Won’t be surprised if Indian markets correct 20%, says Marc Faber
Trade war is not a positive for the global economy or the financial markets, says Marc Faber, editor and publisher of The Gloom, Boom & Doom Report
Marc Faber, editor and publisher of The Gloom, Boom & Doom Report, said he would not be surprised if Indian markets corrected 20% from current levels, but did not give a timeline for such a correction. In a phone interview from Chiang Mai, Thailand, the Swiss investor expressed concerns over the trade war, and said it is not beneficial to anyone. Edited excerpts:
What do you think could be the repercussions of global trade war on the world economy and markets?
There is less or hardly any growth in Europe. The Chinese economy has been slowing down, as well as other Asian economies. The US stock market by any measure is highly priced.
We have recessions in Argentina, Brazil and Turkey. We have currency weaknesses around the globe in dollar terms, which is a sign of monetary tightening, and now we have also this so-called trade war. Some people may suffer more, and some less but a trade war cannot be beneficial for anyone. In general, it is not a positive for the global economy or the financial markets.

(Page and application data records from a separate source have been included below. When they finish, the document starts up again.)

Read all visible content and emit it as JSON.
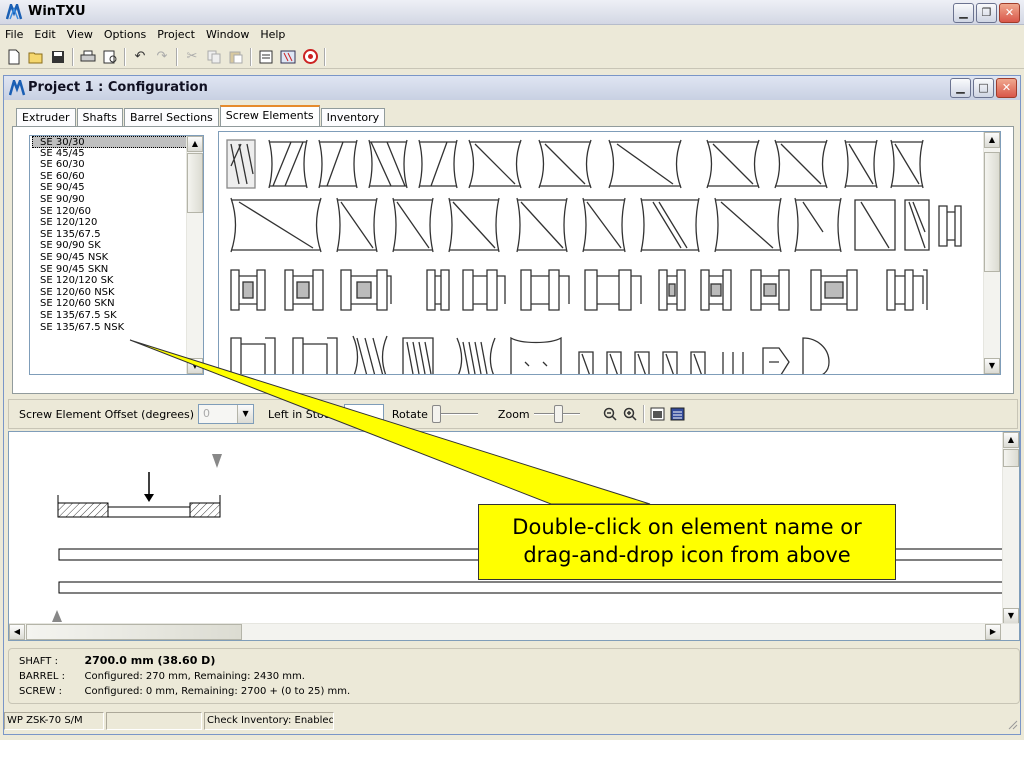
{
  "app": {
    "title": "WinTXU"
  },
  "menu": [
    "File",
    "Edit",
    "View",
    "Options",
    "Project",
    "Window",
    "Help"
  ],
  "toolbar_icons": [
    "new-file-icon",
    "open-folder-icon",
    "save-icon",
    "print-icon",
    "print-preview-icon",
    "undo-icon",
    "redo-icon",
    "cut-icon",
    "copy-icon",
    "paste-icon",
    "properties-icon",
    "screw-wizard-icon",
    "help-icon"
  ],
  "project": {
    "title": "Project 1 : Configuration",
    "tabs": [
      "Extruder",
      "Shafts",
      "Barrel Sections",
      "Screw Elements",
      "Inventory"
    ],
    "active_tab": "Screw Elements"
  },
  "element_list": {
    "items": [
      "SE 30/30",
      "SE 45/45",
      "SE 60/30",
      "SE 60/60",
      "SE 90/45",
      "SE 90/90",
      "SE 120/60",
      "SE 120/120",
      "SE 135/67.5",
      "SE 90/90 SK",
      "SE 90/45 NSK",
      "SE 90/45 SKN",
      "SE 120/120 SK",
      "SE 120/60 NSK",
      "SE 120/60 SKN",
      "SE 135/67.5 SK",
      "SE 135/67.5 NSK"
    ],
    "selected": "SE 30/30"
  },
  "options": {
    "offset_label": "Screw Element Offset (degrees)",
    "offset_value": "0",
    "stock_label": "Left in Stock:",
    "rotate_label": "Rotate",
    "zoom_label": "Zoom"
  },
  "info": {
    "shaft_label": "SHAFT :",
    "shaft_value": "2700.0 mm (38.60 D)",
    "barrel_label": "BARREL :",
    "barrel_value": "Configured: 270 mm, Remaining: 2430 mm.",
    "screw_label": "SCREW :",
    "screw_value": "Configured: 0 mm, Remaining: 2700 + (0 to 25) mm."
  },
  "status": {
    "model": "WP ZSK-70 S/M",
    "blank": "",
    "inventory": "Check Inventory: Enabled"
  },
  "callout": {
    "line1": "Double-click on element name or",
    "line2": "drag-and-drop icon from above"
  },
  "colors": {
    "callout_bg": "#ffff00",
    "active_tab_accent": "#e68b2c",
    "title_close": "#d9574a"
  }
}
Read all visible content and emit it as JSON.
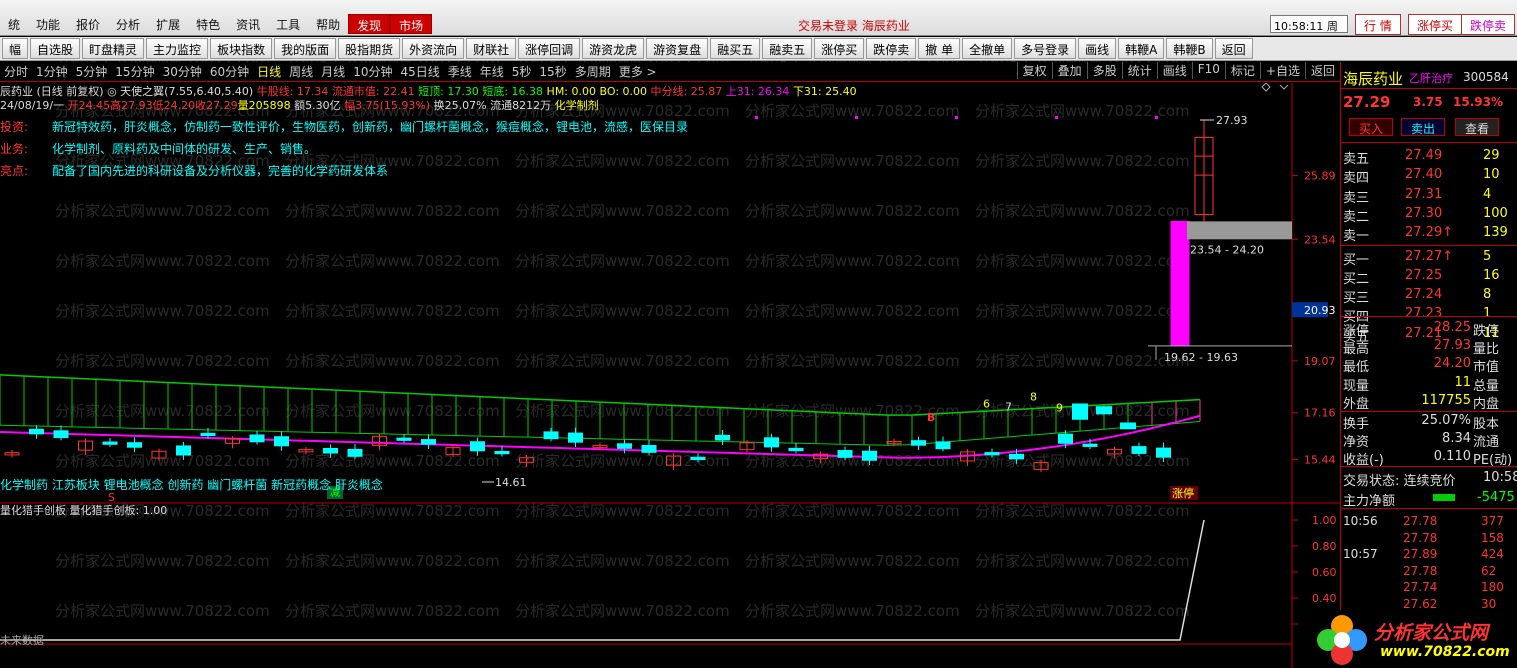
{
  "menu": [
    "统",
    "功能",
    "报价",
    "分析",
    "扩展",
    "特色",
    "资讯",
    "工具",
    "帮助",
    "发现",
    "市场"
  ],
  "status_text": "交易未登录  海辰药业",
  "clock": "10:58:11 周一",
  "top_buttons": [
    "行 情",
    "涨停买",
    "跌停卖"
  ],
  "toolbar": [
    "幅",
    "自选股",
    "盯盘精灵",
    "主力监控",
    "板块指数",
    "我的版面",
    "股指期货",
    "外资流向",
    "财联社",
    "涨停回调",
    "游资龙虎",
    "游资复盘",
    "融买五",
    "融卖五",
    "涨停买",
    "跌停卖",
    "撤 单",
    "全撤单",
    "多号登录",
    "画线",
    "韩鞭A",
    "韩鞭B",
    "返回"
  ],
  "periods": [
    "分时",
    "1分钟",
    "5分钟",
    "15分钟",
    "30分钟",
    "60分钟",
    "日线",
    "周线",
    "月线",
    "10分钟",
    "45日线",
    "季线",
    "年线",
    "5秒",
    "15秒",
    "多周期",
    "更多 >"
  ],
  "period_active": "日线",
  "right_tools": [
    "复权",
    "叠加",
    "多股",
    "统计",
    "画线",
    "F10",
    "标记",
    "+自选",
    "返回"
  ],
  "info_line1": {
    "name": "辰药业 (日线 前复权)",
    "indicator": "◎ 天使之翼(7.55,6.40,5.40)",
    "a": "牛股线: 17.34",
    "b": "流通市值: 22.41",
    "c": "短顶: 17.30",
    "d": "短底: 16.38",
    "e": "HM: 0.00  BO: 0.00",
    "f": "中分线: 25.87",
    "g": "上31: 26.34",
    "h": "下31: 25.40"
  },
  "info_line2": {
    "date": "24/08/19/一",
    "open": "开24.45",
    "high": "高27.93",
    "low": "低24.20",
    "close": "收27.29",
    "vol": "量205898",
    "amt": "额5.30亿",
    "chg": "幅3.75(15.93%)",
    "turn": "换25.07%",
    "flow": "流通8212万",
    "tag": "化学制剂"
  },
  "fundamentals": [
    {
      "label": "投资:",
      "text": "新冠特效药，肝炎概念，仿制药一致性评价，生物医药，创新药，幽门螺杆菌概念，猴痘概念，锂电池，流感，医保目录"
    },
    {
      "label": "业务:",
      "text": "化学制剂、原料药及中间体的研发、生产、销售。"
    },
    {
      "label": "亮点:",
      "text": "配备了国内先进的科研设备及分析仪器，完善的化学药研发体系"
    }
  ],
  "concepts": "化学制药 江苏板块 锂电池概念 创新药 幽门螺杆菌 新冠药概念 肝炎概念",
  "indicator_title": "量化猎手创板  量化猎手创板: 1.00",
  "future_text": "未来数据",
  "price_axis": [
    "25.89",
    "23.54",
    "20.93",
    "19.07",
    "17.16",
    "15.44"
  ],
  "ind_axis": [
    "1.00",
    "0.80",
    "0.60",
    "0.40",
    "0.20"
  ],
  "chart_labels": {
    "high": "27.93",
    "gap1": "23.54 - 24.20",
    "gap2": "19.62 - 19.63",
    "low": "14.61",
    "zt": "涨停",
    "s": "S",
    "b": "B",
    "n6": "6",
    "n7": "7",
    "n8": "8",
    "n9": "9",
    "jian": "减"
  },
  "stock": {
    "name": "海辰药业",
    "tag": "乙肝治疗",
    "code": "300584",
    "price": "27.29",
    "chg": "3.75",
    "pct": "15.93%"
  },
  "trade_buttons": [
    "买入",
    "卖出",
    "查看"
  ],
  "order_book": [
    {
      "l": "卖五",
      "p": "27.49",
      "v": "29"
    },
    {
      "l": "卖四",
      "p": "27.40",
      "v": "10"
    },
    {
      "l": "卖三",
      "p": "27.31",
      "v": "4"
    },
    {
      "l": "卖二",
      "p": "27.30",
      "v": "100"
    },
    {
      "l": "卖一",
      "p": "27.29↑",
      "v": "139"
    },
    {
      "l": "买一",
      "p": "27.27↑",
      "v": "5"
    },
    {
      "l": "买二",
      "p": "27.25",
      "v": "16"
    },
    {
      "l": "买三",
      "p": "27.24",
      "v": "8"
    },
    {
      "l": "买四",
      "p": "27.23",
      "v": "1"
    },
    {
      "l": "买五",
      "p": "27.21",
      "v": "11"
    }
  ],
  "stats": [
    {
      "l": "涨停",
      "v": "28.25",
      "l2": "跌停"
    },
    {
      "l": "最高",
      "v": "27.93",
      "l2": "量比"
    },
    {
      "l": "最低",
      "v": "24.20",
      "l2": "市值"
    },
    {
      "l": "现量",
      "v": "11",
      "l2": "总量"
    },
    {
      "l": "外盘",
      "v": "117755",
      "l2": "内盘"
    },
    {
      "l": "换手",
      "v": "25.07%",
      "l2": "股本"
    },
    {
      "l": "净资",
      "v": "8.34",
      "l2": "流通"
    },
    {
      "l": "收益(-)",
      "v": "0.110",
      "l2": "PE(动)"
    }
  ],
  "trade_state": "交易状态: 连续竞价",
  "trade_time": "10:58",
  "main_net": "主力净额",
  "main_net_val": "-5475",
  "ticks": [
    {
      "t": "10:56",
      "p": "27.78",
      "v": "377"
    },
    {
      "t": "",
      "p": "27.78",
      "v": "158"
    },
    {
      "t": "10:57",
      "p": "27.89",
      "v": "424"
    },
    {
      "t": "",
      "p": "27.78",
      "v": "62"
    },
    {
      "t": "",
      "p": "27.74",
      "v": "180"
    },
    {
      "t": "",
      "p": "27.62",
      "v": "30"
    }
  ],
  "logo_text": "分析家公式网",
  "logo_url": "www.70822.com",
  "watermark": "分析家公式网www.70822.com",
  "colors": {
    "up": "#ff3333",
    "down": "#00ffff",
    "magenta": "#ff00ff",
    "yellow": "#ffff00",
    "green_ribbon": "#00cc00"
  }
}
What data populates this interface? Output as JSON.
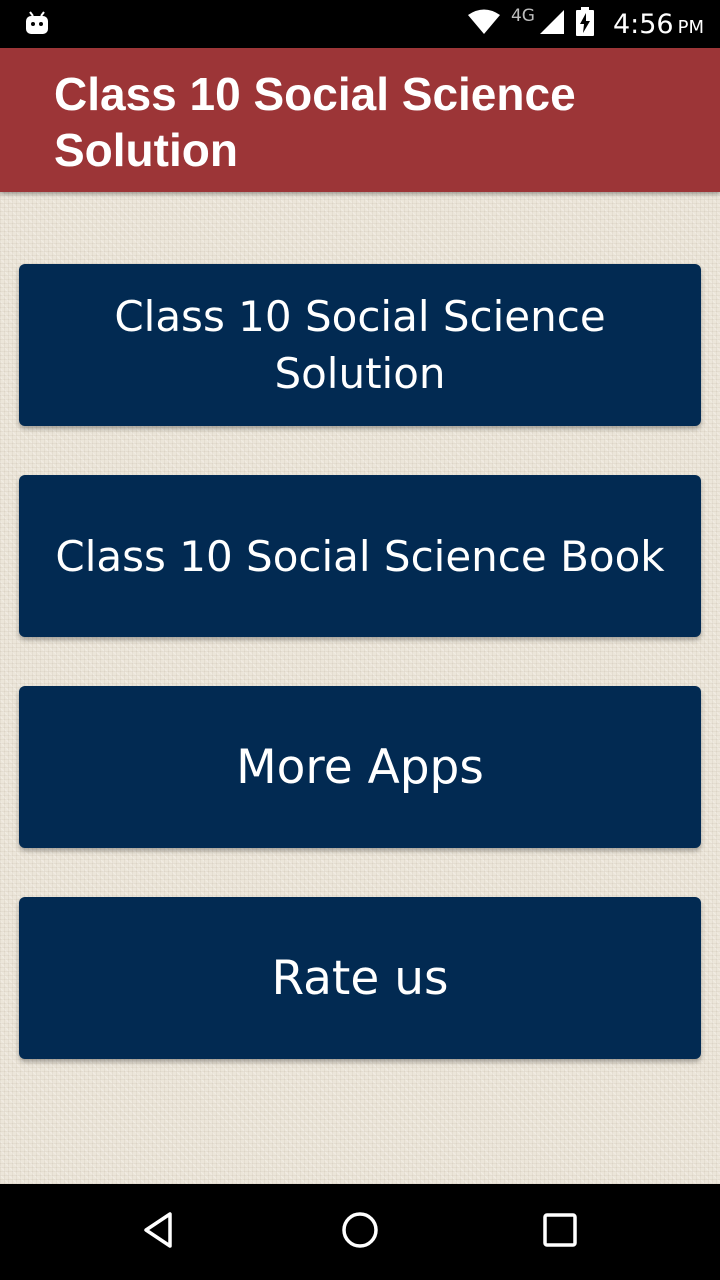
{
  "status_bar": {
    "network": "4G",
    "time": "4:56",
    "ampm": "PM"
  },
  "app_bar": {
    "title": "Class 10 Social Science Solution"
  },
  "menu": {
    "items": [
      {
        "label": "Class 10 Social Science Solution"
      },
      {
        "label": "Class 10 Social Science Book"
      },
      {
        "label": "More Apps"
      },
      {
        "label": "Rate us"
      }
    ]
  },
  "colors": {
    "app_bar": "#9c3537",
    "button": "#022a52",
    "background": "#ece6da"
  },
  "icons": {
    "status_left": "android-notification-icon",
    "wifi": "wifi-icon",
    "signal": "cell-signal-icon",
    "battery": "battery-charging-icon",
    "nav_back": "back-triangle-icon",
    "nav_home": "home-circle-icon",
    "nav_recent": "recent-apps-square-icon"
  }
}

Indian markets recorded new high today (Thursday). Do you think the rally in India is sustainable or do you think there is a correction in the offing for benchmark equity indices?
When (Indian) market hit a high earlier this year in January, my sense was that high would be an important one, but we made a new high.
Let’s put it this way, when I travel around the world and I visit financial institutions, first time India is really a subject. For the first time, investors think that India has an experience and a meaningful fundamental improvement due to the Modi government. They are not sure if it is the right time to invest now in India. Over the next 10 years, we want to have some money in India, regardless.
If you look at the S&P (500), and Indian stock market over the next 10 years, you will make more money in India than American shares. This has been my view for the last three years, and this remains my view.
Of course, if the global stock markets are going down— all the major markets, except India are going down. When everything is weak, and India is still strong, I will be reluctant to buy the market which is strong. It (rally) may last a little bit longer but it doesn’t mean it is good value. Valuations are not attractive other than a few exceptions.
How do you see it faring from here?
The bull market in India started in late 2015, We have seen a big move, I wouldn’t be surprised if there is a 20% correction. I cannot give you a date though.
If you put all your money now in Indian stocks, the reward in my opinion will not be great, as there are internal and external risks.
Editor's Picks »
- GST rates slashed on several products
- Won’t join NDA for 2019 elections, says Chandrababu Naidu
- Reliance Power Q1 profit rises 3% to Rs237.33 crore
- TMC will sweep in all 42 Lok Sabha seats in West Bengal, says Mamata Banerjee
- Rahul Gandhi has seriously hurt image of Indian politician before world: Arun Jaitley
- What ABB India’s performance in June quarter says about capex growth
- Bajaj Finance does well in Q1 even as competition hots up
- Kotak Mahindra Bank: The perils of being priced to perfection
- Higher cane price crushes hopes of sugar mills
- Market optimism before 2019 general election: History may not repeat itself